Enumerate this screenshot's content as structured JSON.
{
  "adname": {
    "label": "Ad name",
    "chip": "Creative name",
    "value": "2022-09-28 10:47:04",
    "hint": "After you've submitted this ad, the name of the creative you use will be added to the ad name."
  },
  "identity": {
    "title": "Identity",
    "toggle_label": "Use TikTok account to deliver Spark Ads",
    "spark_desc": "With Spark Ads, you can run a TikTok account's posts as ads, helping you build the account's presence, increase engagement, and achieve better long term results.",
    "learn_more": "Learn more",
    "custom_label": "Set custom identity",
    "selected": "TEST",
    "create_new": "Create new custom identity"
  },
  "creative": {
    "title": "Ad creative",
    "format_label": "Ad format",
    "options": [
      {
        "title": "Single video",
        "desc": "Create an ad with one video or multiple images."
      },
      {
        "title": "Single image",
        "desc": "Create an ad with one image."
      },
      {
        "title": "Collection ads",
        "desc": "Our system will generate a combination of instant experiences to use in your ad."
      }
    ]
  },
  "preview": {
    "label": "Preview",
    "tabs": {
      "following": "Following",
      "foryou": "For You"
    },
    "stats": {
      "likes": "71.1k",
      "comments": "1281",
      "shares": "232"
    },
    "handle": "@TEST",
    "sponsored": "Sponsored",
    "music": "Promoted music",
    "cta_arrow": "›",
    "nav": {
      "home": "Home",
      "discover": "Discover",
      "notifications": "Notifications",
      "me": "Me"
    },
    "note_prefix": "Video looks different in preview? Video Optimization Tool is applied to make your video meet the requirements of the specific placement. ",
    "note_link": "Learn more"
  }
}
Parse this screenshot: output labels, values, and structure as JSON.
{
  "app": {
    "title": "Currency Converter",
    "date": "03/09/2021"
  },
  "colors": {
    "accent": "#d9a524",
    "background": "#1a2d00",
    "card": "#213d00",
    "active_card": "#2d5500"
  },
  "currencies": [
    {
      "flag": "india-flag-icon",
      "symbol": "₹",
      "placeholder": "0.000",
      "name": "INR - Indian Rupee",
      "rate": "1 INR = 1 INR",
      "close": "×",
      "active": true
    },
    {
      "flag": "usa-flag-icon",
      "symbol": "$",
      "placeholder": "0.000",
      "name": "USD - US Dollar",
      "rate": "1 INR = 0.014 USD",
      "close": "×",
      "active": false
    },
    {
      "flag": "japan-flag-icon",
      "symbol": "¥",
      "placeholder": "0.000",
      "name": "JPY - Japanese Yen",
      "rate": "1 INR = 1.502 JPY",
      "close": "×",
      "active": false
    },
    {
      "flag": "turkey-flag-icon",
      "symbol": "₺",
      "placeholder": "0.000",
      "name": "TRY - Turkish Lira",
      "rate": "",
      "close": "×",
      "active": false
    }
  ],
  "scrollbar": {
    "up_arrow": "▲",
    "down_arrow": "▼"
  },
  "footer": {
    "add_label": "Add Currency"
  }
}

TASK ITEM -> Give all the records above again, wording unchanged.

PROBLEM SOLUTION ->
Enumerate this screenshot's content as structured JSON.
{
  "adname": {
    "label": "Ad name",
    "chip": "Creative name",
    "value": "2022-09-28 10:47:04",
    "hint": "After you've submitted this ad, the name of the creative you use will be added to the ad name."
  },
  "identity": {
    "title": "Identity",
    "toggle_label": "Use TikTok account to deliver Spark Ads",
    "spark_desc": "With Spark Ads, you can run a TikTok account's posts as ads, helping you build the account's presence, increase engagement, and achieve better long term results.",
    "learn_more": "Learn more",
    "custom_label": "Set custom identity",
    "selected": "TEST",
    "create_new": "Create new custom identity"
  },
  "creative": {
    "title": "Ad creative",
    "format_label": "Ad format",
    "options": [
      {
        "title": "Single video",
        "desc": "Create an ad with one video or multiple images."
      },
      {
        "title": "Single image",
        "desc": "Create an ad with one image."
      },
      {
        "title": "Collection ads",
        "desc": "Our system will generate a combination of instant experiences to use in your ad."
      }
    ]
  },
  "preview": {
    "label": "Preview",
    "tabs": {
      "following": "Following",
      "foryou": "For You"
    },
    "stats": {
      "likes": "71.1k",
      "comments": "1281",
      "shares": "232"
    },
    "handle": "@TEST",
    "sponsored": "Sponsored",
    "music": "Promoted music",
    "cta_arrow": "›",
    "nav": {
      "home": "Home",
      "discover": "Discover",
      "notifications": "Notifications",
      "me": "Me"
    },
    "note_prefix": "Video looks different in preview? Video Optimization Tool is applied to make your video meet the requirements of the specific placement. ",
    "note_link": "Learn more"
  }
}
Parse this screenshot: output labels, values, and structure as JSON.
{
  "app": {
    "title": "Currency Converter",
    "date": "03/09/2021"
  },
  "colors": {
    "accent": "#d9a524",
    "background": "#1a2d00",
    "card": "#213d00",
    "active_card": "#2d5500"
  },
  "currencies": [
    {
      "flag": "india-flag-icon",
      "symbol": "₹",
      "placeholder": "0.000",
      "name": "INR - Indian Rupee",
      "rate": "1 INR = 1 INR",
      "close": "×",
      "active": true
    },
    {
      "flag": "usa-flag-icon",
      "symbol": "$",
      "placeholder": "0.000",
      "name": "USD - US Dollar",
      "rate": "1 INR = 0.014 USD",
      "close": "×",
      "active": false
    },
    {
      "flag": "japan-flag-icon",
      "symbol": "¥",
      "placeholder": "0.000",
      "name": "JPY - Japanese Yen",
      "rate": "1 INR = 1.502 JPY",
      "close": "×",
      "active": false
    },
    {
      "flag": "turkey-flag-icon",
      "symbol": "₺",
      "placeholder": "0.000",
      "name": "TRY - Turkish Lira",
      "rate": "",
      "close": "×",
      "active": false
    }
  ],
  "scrollbar": {
    "up_arrow": "▲",
    "down_arrow": "▼"
  },
  "footer": {
    "add_label": "Add Currency"
  }
}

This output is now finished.